Listening to refocus at work
Updated: 2012-08-26 08:00
By Amisha Padnani (The New York Times)
The guy in the next cubicle is yammering on the phone. Across the room, someone curses loudly at a jammed copy machine. Suddenly your headphones look very appealing. Would anyone mind if you tapped into your iTunes playlist?
Some workers like to listen to music when they find themselves losing focus.
In biological terms, melodious sounds help encourage the release of dopamine in the reward area of the brain, as would eating a delicacy or smelling a pleasant aroma, said Dr. Amit Sood, a physician with the Mayo Clinic in Rochester, Minnesota.
People's minds tend to wander, "and we know that a wandering mind is unhappy," Dr. Sood said. "Most of that time, we are focusing on the imperfections of life." Music can bring us back to the present moment.
"It breaks you out of just thinking one way," said Teresa Lesiuk, an assistant professor in the music therapy program at the University of Miami.
Dr. Lesiuk's research focuses on how music affects workplace performance. In one study involving information technology specialists, she found that those who listened to music completed their tasks more quickly and came up with better ideas because the music improved their mood.
"When you're stressed, you might make a decision more hastily; you have a very narrow focus of attention," she said. "When you're in a positive mood, you're able to take in more options."
Dr. Lesiuk found that personal choice in music was very important. She allowed participants in her study to select whatever music they liked and to listen as long as they wanted. Those who were moderately skilled at their jobs benefited most, while experts saw little or no effect. Some novices found the music distracting.
Few companies have policies about music listening, said Paul Flaharty, a regional vice president at Robert Half Technology, a staffing agency. But it is still a good idea to check with your manager, even if you see others wearing headphones in the office.

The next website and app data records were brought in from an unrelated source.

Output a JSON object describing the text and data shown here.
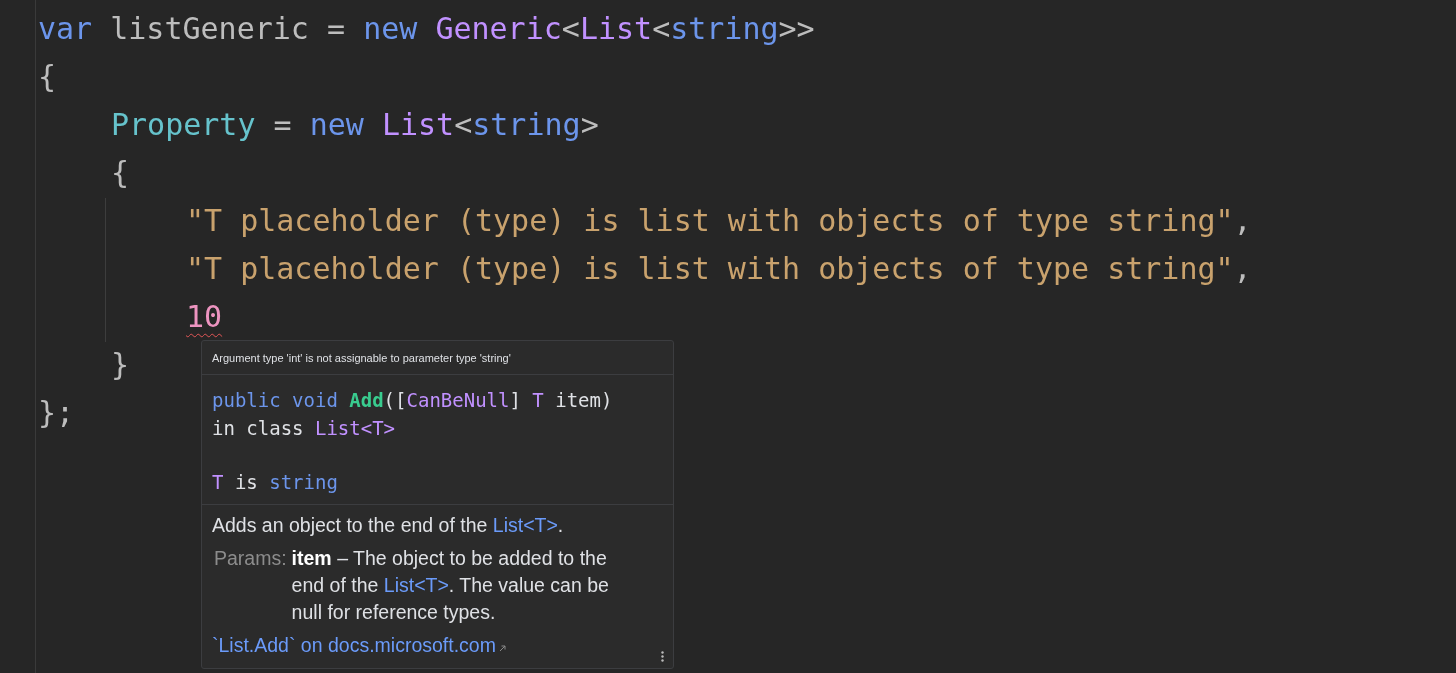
{
  "editor": {
    "lines": [
      {
        "tokens": [
          {
            "text": "var",
            "kind": "keyword"
          },
          {
            "text": " listGeneric = ",
            "kind": "plain"
          },
          {
            "text": "new ",
            "kind": "keyword"
          },
          {
            "text": "Generic",
            "kind": "type"
          },
          {
            "text": "<",
            "kind": "plain"
          },
          {
            "text": "List",
            "kind": "type"
          },
          {
            "text": "<",
            "kind": "plain"
          },
          {
            "text": "string",
            "kind": "keyword"
          },
          {
            "text": ">>",
            "kind": "plain"
          }
        ]
      },
      {
        "tokens": [
          {
            "text": "{",
            "kind": "plain"
          }
        ],
        "children": [
          {
            "tokens": [
              {
                "text": "Property",
                "kind": "property"
              },
              {
                "text": " = ",
                "kind": "plain"
              },
              {
                "text": "new ",
                "kind": "keyword"
              },
              {
                "text": "List",
                "kind": "type"
              },
              {
                "text": "<",
                "kind": "plain"
              },
              {
                "text": "string",
                "kind": "keyword"
              },
              {
                "text": ">",
                "kind": "plain"
              }
            ]
          },
          {
            "tokens": [
              {
                "text": "{",
                "kind": "plain"
              }
            ],
            "children": [
              {
                "tokens": [
                  {
                    "text": "\"T placeholder (type) is list with objects of type string\"",
                    "kind": "string"
                  },
                  {
                    "text": ",",
                    "kind": "plain"
                  }
                ]
              },
              {
                "tokens": [
                  {
                    "text": "\"T placeholder (type) is list with objects of type string\"",
                    "kind": "string"
                  },
                  {
                    "text": ",",
                    "kind": "plain"
                  }
                ]
              },
              {
                "tokens": [
                  {
                    "text": "10",
                    "kind": "number",
                    "error": true
                  }
                ]
              }
            ]
          },
          {
            "tokens": [
              {
                "text": "}",
                "kind": "plain"
              }
            ]
          }
        ]
      },
      {
        "tokens": [
          {
            "text": "};",
            "kind": "plain"
          }
        ]
      }
    ]
  },
  "tooltip": {
    "error_message": "Argument type 'int' is not assignable to parameter type 'string'",
    "declaration": [
      [
        {
          "text": "public void ",
          "kind": "keyword"
        },
        {
          "text": "Add",
          "kind": "method"
        },
        {
          "text": "([",
          "kind": "plain"
        },
        {
          "text": "CanBeNull",
          "kind": "type"
        },
        {
          "text": "] ",
          "kind": "plain"
        },
        {
          "text": "T",
          "kind": "type"
        },
        {
          "text": " item)",
          "kind": "plain"
        }
      ],
      [
        {
          "text": "in class ",
          "kind": "plain"
        },
        {
          "text": "List<T>",
          "kind": "type"
        }
      ]
    ],
    "binding": [
      {
        "text": "T",
        "kind": "type"
      },
      {
        "text": " is ",
        "kind": "plain"
      },
      {
        "text": "string",
        "kind": "keyword"
      }
    ],
    "description": [
      {
        "text": "Adds an object to the end of the ",
        "kind": "text"
      },
      {
        "text": "List<T>",
        "kind": "ref"
      },
      {
        "text": ".",
        "kind": "text"
      }
    ],
    "params_label": "Params:",
    "param_name": "item",
    "param_text": [
      {
        "text": " – The object to be added to the end of the ",
        "kind": "text"
      },
      {
        "text": "List<T>",
        "kind": "ref"
      },
      {
        "text": ". The value can be null for reference types.",
        "kind": "text"
      }
    ],
    "link": "`List.Add` on docs.microsoft.com"
  }
}
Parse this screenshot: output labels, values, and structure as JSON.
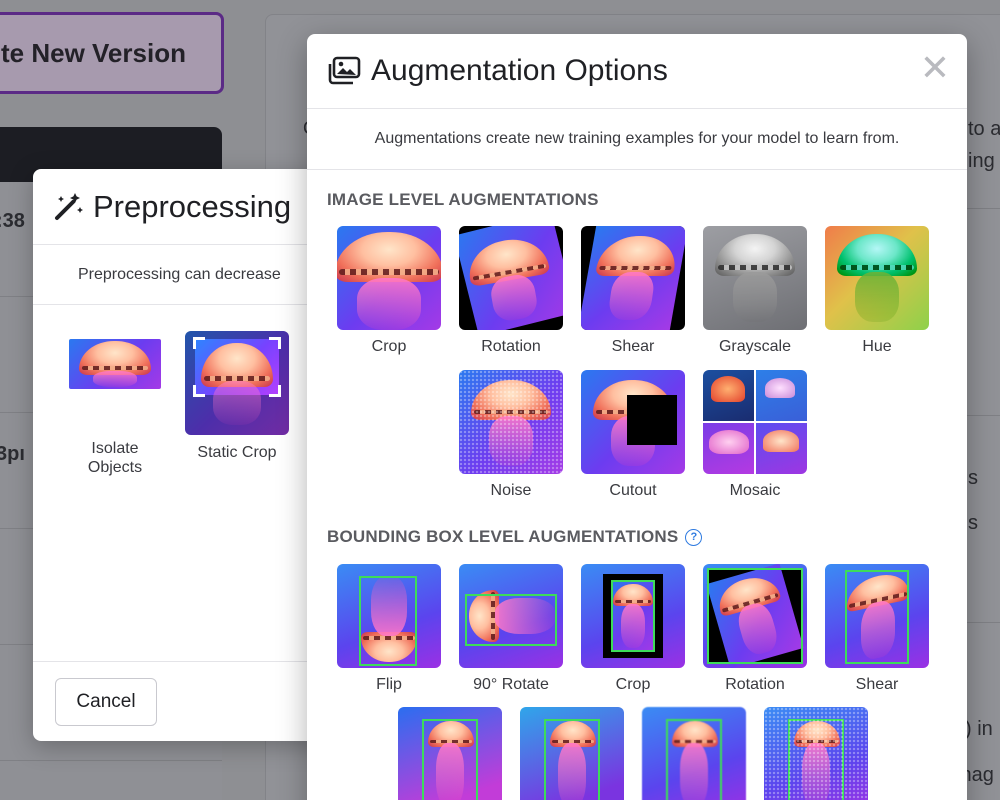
{
  "background": {
    "create_button_label": "te New Version",
    "frag_time1": ":38",
    "frag_time2": "3pı",
    "frag_right1": "to a",
    "frag_right2": "ing",
    "frag_right3": "s",
    "frag_right4": "s",
    "frag_right5": "s) in",
    "frag_right6": "mag",
    "frag_c": "C"
  },
  "preprocessing": {
    "title": "Preprocessing",
    "description": "Preprocessing can decrease",
    "options": [
      {
        "label": "Isolate Objects",
        "icon": "isolate-objects-thumbnail"
      },
      {
        "label": "Static Crop",
        "icon": "static-crop-thumbnail"
      }
    ],
    "cancel_label": "Cancel",
    "icon": "magic-wand-icon"
  },
  "augmentation": {
    "title": "Augmentation Options",
    "icon": "images-icon",
    "close_icon": "close-icon",
    "description": "Augmentations create new training examples for your model to learn from.",
    "image_level": {
      "heading": "IMAGE LEVEL AUGMENTATIONS",
      "items": [
        "Crop",
        "Rotation",
        "Shear",
        "Grayscale",
        "Hue",
        "Noise",
        "Cutout",
        "Mosaic"
      ]
    },
    "bbox_level": {
      "heading": "BOUNDING BOX LEVEL AUGMENTATIONS",
      "help_icon": "help-circle-icon",
      "items": [
        "Flip",
        "90° Rotate",
        "Crop",
        "Rotation",
        "Shear"
      ]
    }
  },
  "colors": {
    "overlay": "#8e8f93",
    "accent_purple": "#5b2a86",
    "help_blue": "#2f7be0",
    "bbox_green": "#3ddc5a"
  }
}
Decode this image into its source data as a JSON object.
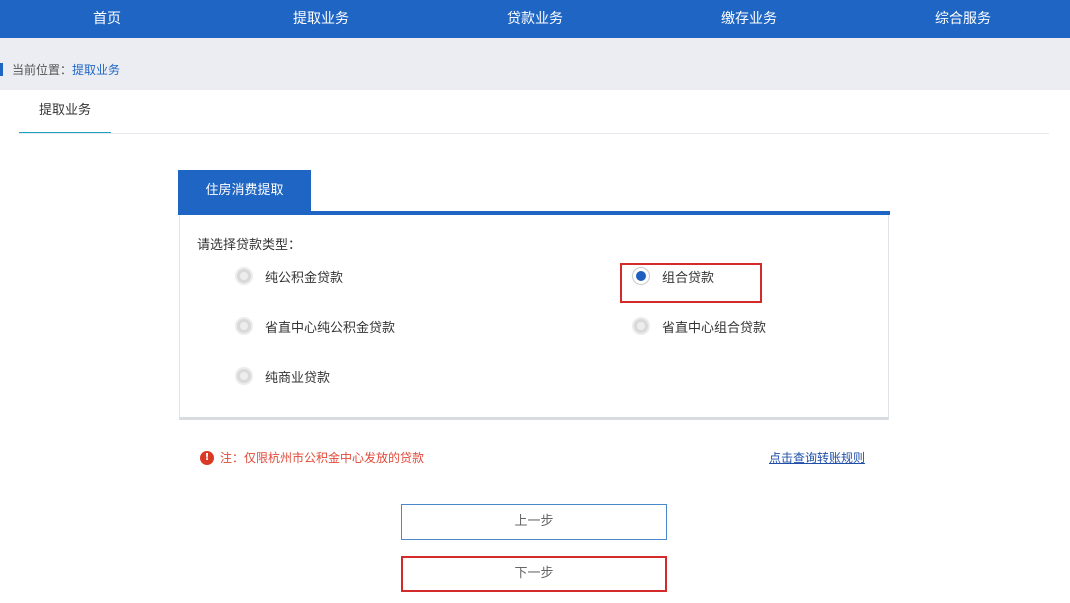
{
  "nav": {
    "items": [
      {
        "label": "首页"
      },
      {
        "label": "提取业务"
      },
      {
        "label": "贷款业务"
      },
      {
        "label": "缴存业务"
      },
      {
        "label": "综合服务"
      }
    ]
  },
  "breadcrumb": {
    "prefix": "当前位置：",
    "current": "提取业务"
  },
  "page_tab": {
    "label": "提取业务"
  },
  "card": {
    "tab_label": "住房消费提取",
    "prompt": "请选择贷款类型：",
    "options": [
      {
        "label": "纯公积金贷款",
        "selected": false
      },
      {
        "label": "组合贷款",
        "selected": true
      },
      {
        "label": "省直中心纯公积金贷款",
        "selected": false
      },
      {
        "label": "省直中心组合贷款",
        "selected": false
      },
      {
        "label": "纯商业贷款",
        "selected": false
      }
    ]
  },
  "note": {
    "icon": "warning-icon",
    "icon_glyph": "!",
    "text": "注：仅限杭州市公积金中心发放的贷款"
  },
  "rules_link": {
    "label": "点击查询转账规则"
  },
  "buttons": {
    "prev_label": "上一步",
    "next_label": "下一步"
  },
  "colors": {
    "primary": "#1f66c4",
    "highlight": "#d42a2a",
    "note_text": "#e04a3a"
  }
}
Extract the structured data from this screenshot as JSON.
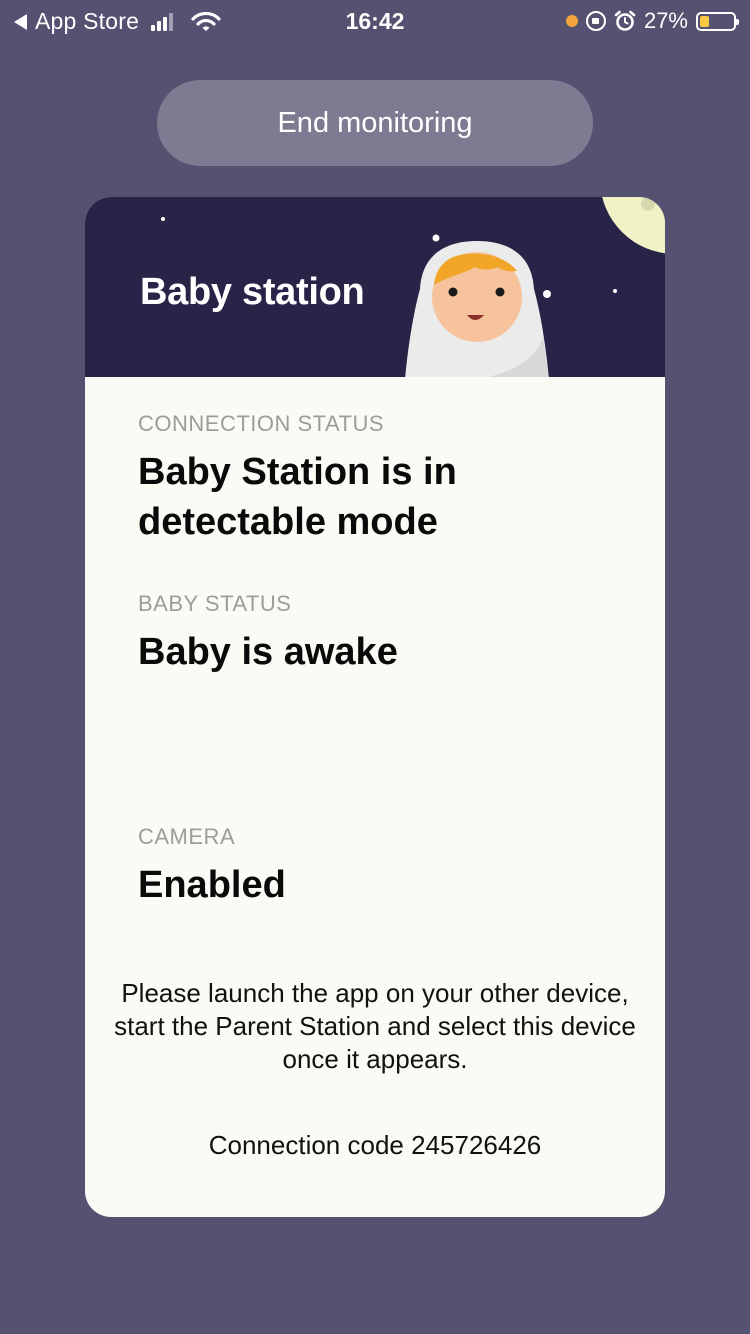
{
  "status_bar": {
    "back_label": "App Store",
    "time": "16:42",
    "battery_percent": "27%",
    "battery_level": 0.27,
    "icons": [
      "back-arrow-icon",
      "signal-icon",
      "wifi-icon",
      "microphone-indicator-icon",
      "rotation-lock-icon",
      "alarm-icon",
      "battery-icon"
    ]
  },
  "end_button": {
    "label": "End monitoring"
  },
  "card": {
    "title": "Baby station",
    "illustration": "baby-avatar-icon",
    "sections": [
      {
        "label": "CONNECTION STATUS",
        "value": "Baby Station is in detectable mode"
      },
      {
        "label": "BABY STATUS",
        "value": "Baby is awake"
      },
      {
        "label": "CAMERA",
        "value": "Enabled"
      }
    ],
    "instructions": "Please launch the app on your other device, start the Parent Station and select this device once it appears.",
    "connection_code": "Connection code 245726426"
  },
  "colors": {
    "background": "#545171",
    "header": "#282448",
    "card": "#fbfbf5",
    "button": "#7c7b92",
    "label": "#9c9c9c"
  }
}
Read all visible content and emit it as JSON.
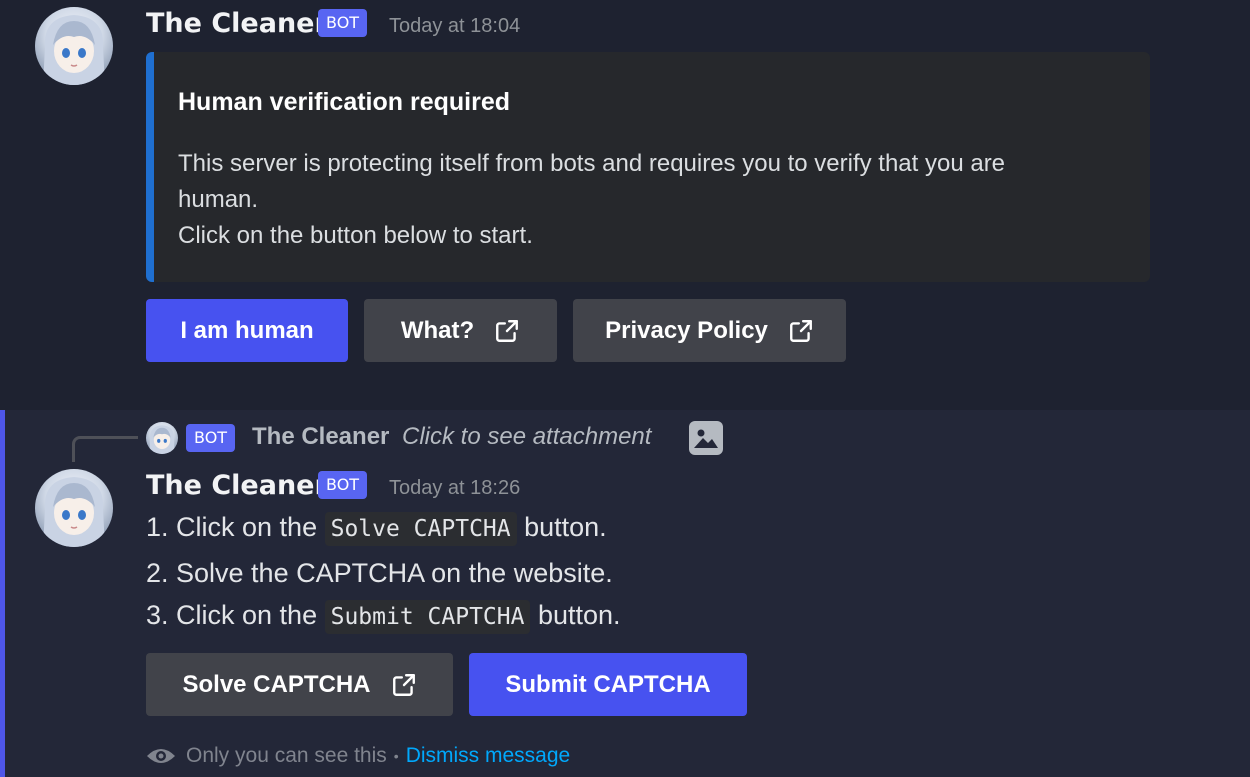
{
  "colors": {
    "background": "#1e2230",
    "embed_accent": "#1f6fd0",
    "primary_button": "#4752f0",
    "secondary_button": "#41434a",
    "bot_badge": "#5865f2",
    "link": "#00a8fc"
  },
  "message1": {
    "author": "The Cleaner",
    "badge": "BOT",
    "timestamp": "Today at 18:04",
    "avatar_icon": "anime-character-avatar",
    "embed": {
      "title": "Human verification required",
      "description_lines": [
        "This server is protecting itself from bots and requires you to verify that you are",
        "human.",
        "Click on the button below to start."
      ]
    },
    "buttons": [
      {
        "label": "I am human",
        "style": "primary",
        "icon": ""
      },
      {
        "label": "What?",
        "style": "secondary",
        "icon": "external-link-icon"
      },
      {
        "label": "Privacy Policy",
        "style": "secondary",
        "icon": "external-link-icon"
      }
    ]
  },
  "message2": {
    "reply": {
      "badge": "BOT",
      "author": "The Cleaner",
      "text": "Click to see attachment",
      "icon": "image-icon"
    },
    "author": "The Cleaner",
    "badge": "BOT",
    "timestamp": "Today at 18:26",
    "lines": [
      {
        "before": "1. Click on the ",
        "code": "Solve CAPTCHA",
        "after": " button."
      },
      {
        "before": "2. Solve the CAPTCHA on the website.",
        "code": "",
        "after": ""
      },
      {
        "before": "3. Click on the ",
        "code": "Submit CAPTCHA",
        "after": " button."
      }
    ],
    "buttons": [
      {
        "label": "Solve CAPTCHA",
        "style": "secondary",
        "icon": "external-link-icon"
      },
      {
        "label": "Submit CAPTCHA",
        "style": "primary",
        "icon": ""
      }
    ],
    "footer": {
      "notice": "Only you can see this",
      "separator": "•",
      "dismiss": "Dismiss message",
      "icon": "eye-icon"
    }
  }
}
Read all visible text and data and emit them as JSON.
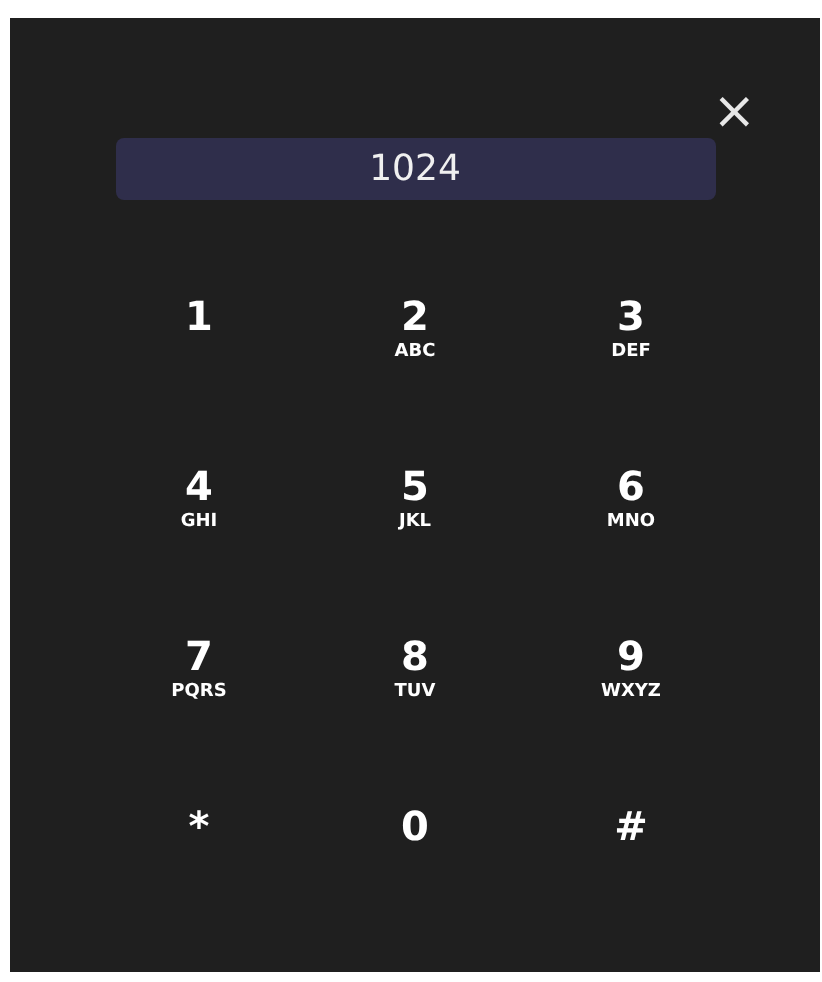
{
  "close": {
    "label": "×"
  },
  "display": {
    "value": "1024"
  },
  "keys": [
    {
      "digit": "1"
    },
    {
      "digit": "2",
      "letters": "ABC"
    },
    {
      "digit": "3",
      "letters": "DEF"
    },
    {
      "digit": "4",
      "letters": "GHI"
    },
    {
      "digit": "5",
      "letters": "JKL"
    },
    {
      "digit": "6",
      "letters": "MNO"
    },
    {
      "digit": "7",
      "letters": "PQRS"
    },
    {
      "digit": "8",
      "letters": "TUV"
    },
    {
      "digit": "9",
      "letters": "WXYZ"
    },
    {
      "digit": "*"
    },
    {
      "digit": "0"
    },
    {
      "digit": "#"
    }
  ]
}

He said some supervisors might think that workers wearing headphones weren't fully engaged and were "going into their own world."
"If someone's not doing a good job," he said, "you can have a hiring manager say that all they do is listen to music all day and that it's hampering productivity."
It's best to set limits, because wearing headphones for an entire shift can be seen as rude. Dr. Sood said it takes just 15 minutes to a half-hour of listening time to regain concentration.
Daniel Rubin, a columnist at The Philadelphia Inquirer, said he has listened to jazz and piano concertos for most of his 33-year newspaper career - but only when writing on deadline.
"The person clicking their nails three desks away and the person humming next to me all sound equally loud and it's hard for me to block them out," he said.
He now works mostly alone, and people in the office seldom need to approach him. But when he was a budding reporter, he noticed that colleagues would become irritated when trying to get his attention. "People were screaming at you because they needed you."
The New York Times
(China Daily 08/26/2012 page10)